The saying goes, “Write what you know.” Gorman seems to know a whole lot about monsters.
This fantasy novel is filled with monsters, and they’re not always familiar ones. There are wereplants and a slughemoth and a tarasque. Readers may assume the author made them up, but most of them come from actual folklore. Thisby Thestoop is in charge of feeding—and sometimes grooming—the monsters. Castle Grimstone, where she’s grown up, has to look nice for tourists. It’s designed to be an attraction for bored and foolish adventurers—fertile ground for a writer. One charm of the book is that everything that happens feels slightly counterintuitive and, better yet, slightly cynical. This extends to the pacing. When readers expect an epic battle, they may get the history of a city. Sometimes basic plot exposition is delayed until many chapters into the book. But there is a proper adventure story, complete with a search for a missing prince. The characters are so odd and engaging, though, that the plot hardly matters. The cast is only moderately diverse, however: a white protagonist; a pair of black-haired, olive-skinned twins; and a black adventurer/tourist who pops in now and again.

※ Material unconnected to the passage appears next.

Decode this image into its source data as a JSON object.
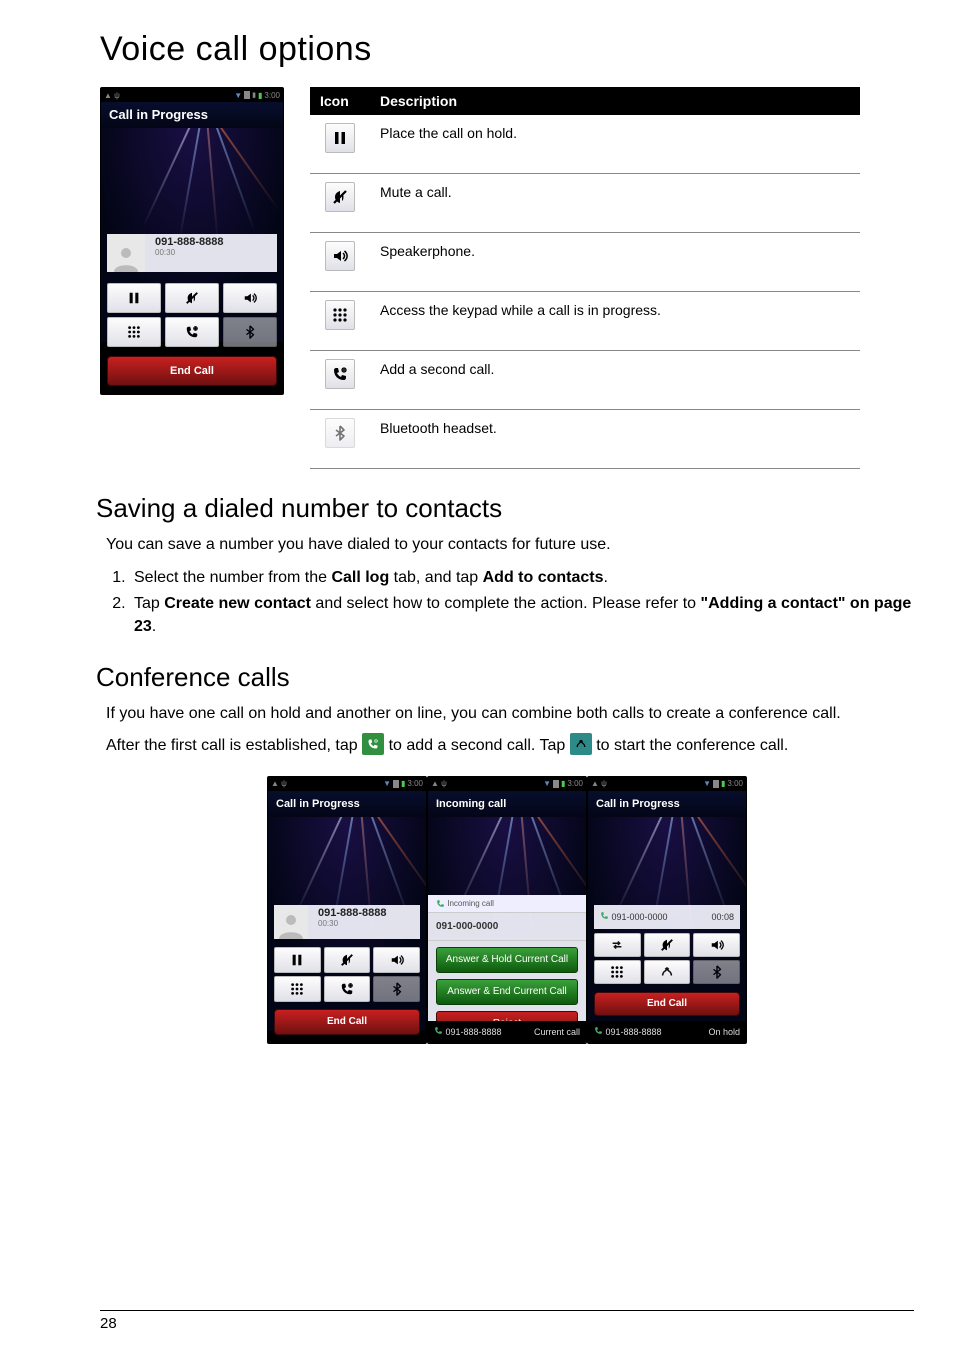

Another saying goes, “Artists have to know the rules before they can break them.” This author knows the rules of fantasy really well, and if the pacing sometimes defies convention, he makes up for it with spectacular monsters. (Fantasy. 8-12)